• EXERCISE DESCRIPTION: If pictures are present, leave them out, and copy the data word for word.

• DATA TO USE:
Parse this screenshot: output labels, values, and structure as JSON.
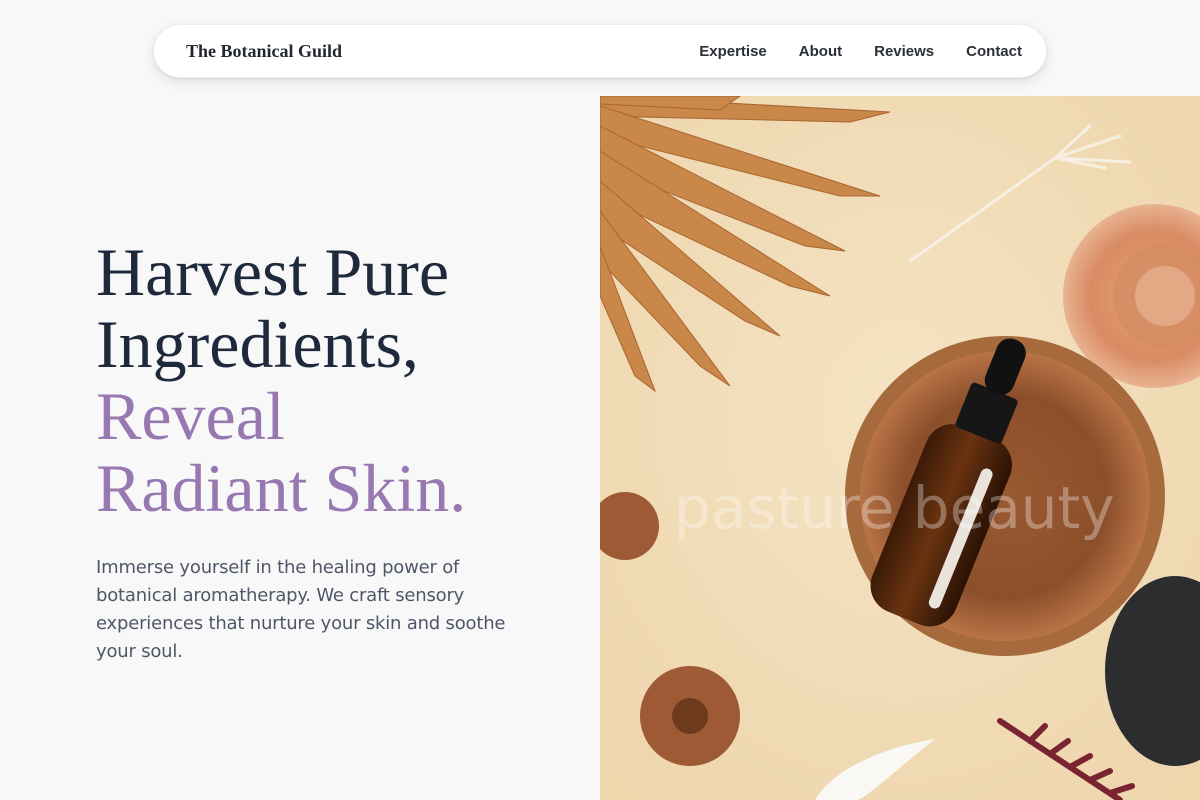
{
  "nav": {
    "brand": "The Botanical Guild",
    "links": [
      "Expertise",
      "About",
      "Reviews",
      "Contact"
    ]
  },
  "hero": {
    "headline_line1": "Harvest Pure",
    "headline_line2": "Ingredients,",
    "headline_line3": "Reveal",
    "headline_line4": "Radiant Skin.",
    "description": "Immerse yourself in the healing power of botanical aromatherapy. We craft sensory experiences that nurture your skin and soothe your soul."
  },
  "image": {
    "watermark": "pasture beauty"
  },
  "colors": {
    "background": "#f8f8f9",
    "heading": "#1e2a3c",
    "accent": "#9778b0",
    "body_text": "#4f5766",
    "image_background": "#f1ddba"
  }
}
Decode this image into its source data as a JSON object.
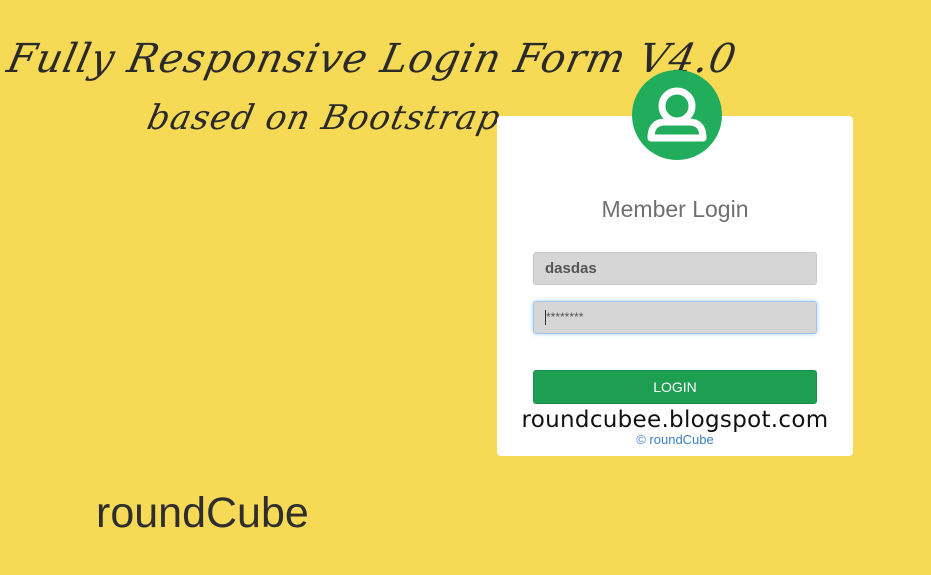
{
  "header": {
    "title_line_1": "Fully Responsive Login Form V4.0",
    "title_line_2": "based on Bootstrap"
  },
  "login": {
    "title": "Member Login",
    "username_value": "dasdas",
    "password_masked": "********",
    "button_label": "LOGIN",
    "avatar_icon": "user-icon",
    "copyright": "© roundCube"
  },
  "blog_url": "roundcubee.blogspot.com",
  "brand": "roundCube",
  "colors": {
    "background": "#f6d955",
    "accent_green": "#21ad5c",
    "button_green": "#1e9e50",
    "link_blue": "#3d7fc4"
  }
}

• RESULT BELOW:
Parse this screenshot: output labels, values, and structure as JSON.
{
  "nav": {
    "brand": "The Botanical Guild",
    "links": [
      "Expertise",
      "About",
      "Reviews",
      "Contact"
    ]
  },
  "hero": {
    "headline_line1": "Harvest Pure",
    "headline_line2": "Ingredients,",
    "headline_line3": "Reveal",
    "headline_line4": "Radiant Skin.",
    "description": "Immerse yourself in the healing power of botanical aromatherapy. We craft sensory experiences that nurture your skin and soothe your soul."
  },
  "image": {
    "watermark": "pasture beauty"
  },
  "colors": {
    "background": "#f8f8f9",
    "heading": "#1e2a3c",
    "accent": "#9778b0",
    "body_text": "#4f5766",
    "image_background": "#f1ddba"
  }
}
Decode this image into its source data as a JSON object.
{
  "header": {
    "title_line_1": "Fully Responsive Login Form V4.0",
    "title_line_2": "based on Bootstrap"
  },
  "login": {
    "title": "Member Login",
    "username_value": "dasdas",
    "password_masked": "********",
    "button_label": "LOGIN",
    "avatar_icon": "user-icon",
    "copyright": "© roundCube"
  },
  "blog_url": "roundcubee.blogspot.com",
  "brand": "roundCube",
  "colors": {
    "background": "#f6d955",
    "accent_green": "#21ad5c",
    "button_green": "#1e9e50",
    "link_blue": "#3d7fc4"
  }
}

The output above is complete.